Geoff Cox’s DVDs: Saving Mr Banks, Philomena, Don Jon
There’s much more than a spoonful of sugar in the story behind 50-year-old family classic Mary Poppins, but it goes down in a most delightful way.
SAVING MR BANKS (PG: Walt Disney) is saccharine-coated, yet it’s a superlative confection of Hollywood dream and backstage legend.
So how did Walt Disney (Tom Hanks) finally convince author PL Travers (Emma Thompson) that her Mary Poppins character was safe in his hands after 20 years of stubborn refusal?
The tale may well have been embellished, but this comedy drama reveals that the cantankerous Travers hated cartoons, musicals and Dick Van Dyke. She had no intention of signing over the rights – until she faced bankruptcy.
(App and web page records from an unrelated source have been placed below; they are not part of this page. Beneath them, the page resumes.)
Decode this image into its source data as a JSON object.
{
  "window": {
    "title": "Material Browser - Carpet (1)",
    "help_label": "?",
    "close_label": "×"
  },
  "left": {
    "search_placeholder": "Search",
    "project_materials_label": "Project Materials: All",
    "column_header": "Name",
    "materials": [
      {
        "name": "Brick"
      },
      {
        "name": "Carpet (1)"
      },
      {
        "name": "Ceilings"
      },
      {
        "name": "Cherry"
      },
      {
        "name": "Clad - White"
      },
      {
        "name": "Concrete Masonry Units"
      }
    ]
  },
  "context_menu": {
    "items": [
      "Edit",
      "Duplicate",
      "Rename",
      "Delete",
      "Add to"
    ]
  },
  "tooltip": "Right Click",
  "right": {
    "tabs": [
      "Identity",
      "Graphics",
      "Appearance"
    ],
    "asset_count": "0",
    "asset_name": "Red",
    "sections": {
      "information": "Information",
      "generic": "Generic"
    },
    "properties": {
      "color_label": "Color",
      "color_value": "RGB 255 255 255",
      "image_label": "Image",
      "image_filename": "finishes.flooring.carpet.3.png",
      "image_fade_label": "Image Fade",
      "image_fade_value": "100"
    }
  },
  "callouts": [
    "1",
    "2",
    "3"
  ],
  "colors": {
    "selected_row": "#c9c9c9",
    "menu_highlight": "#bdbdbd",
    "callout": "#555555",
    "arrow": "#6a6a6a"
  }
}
But woe betide Disney if her magical nanny suffered any image damage. Her continual interference caused huge problems with the creative team and this cultural clash is witty and poignant under John Lee Hancock’s direction.
Flashbacks to Travers’ troubled Australian childhood expose her vulnerability and motives for fiercely protecting her character.
Thompson’s performance is stunningly eccentric and lovers of the 1964 film will find it irresistible.
> You’ll laugh and you’ll cry, sometimes both at the same time, in a film that offers some wonderful comic moments but also brings home the tragedy of PHILOMENA (12: Pathe).
Judi Dench is on sparkling form as the titular Irishwoman who was a teenager in the 1950s when she became pregnant. Her child was snatched away by nuns at a time when giving birth out of wedlock was treated as a criminal act.
Fifty years later, disillusioned political journalist Martin Sixsmith (Steve Coogan) represents her only hope of finding her son, who was sent to America to be adopted.
Coogan is suitabily irascible as the former BBC correspondent, initially turning his nose up at the idea of pursuing a “human interest story”.
But Philomena, brimming with religious faith and optimism, is such a force of nature that he can’t help but be swayed. The odd-couple scenario is exploited to great effect in an inspirational movie.
> Joseph Gordon-Levitt, an action man in films like The Dark Knight Rises and Looper, makes his directing debut with DON JON (18: Warner).
This is an eye-opening and somewhat raunchy tale of a modern Don Juan with a mjaor internet porn addiction.
Gordon-Levitt plays Jon, a pumped-up New Jersey gym bunny with gelled hair and sculpted abs who meets his match in the pneumatic Barbara (Scarlett Johansson), a beautiful blonde whose escapism is found in Hollywood romcoms. The lothario tries to mend his ways, but the pull of porn is strong.
> While there’s just enough slapstick stuff to keep kids mildly entertained, animated comedy adventure FREE BIRDS (U: Entertainment One) is, at best, only a rainy-day diversion.
Woody Harrelson and Owen Wilson provide the voices in this yarn about time-travelling turkeys as a pair of wily old birds with a great desire to avoid the chop. They commandeer a secret government time machine and head back to the 17th century in a bid to take turkey off the first-ever Thanksgiving menu.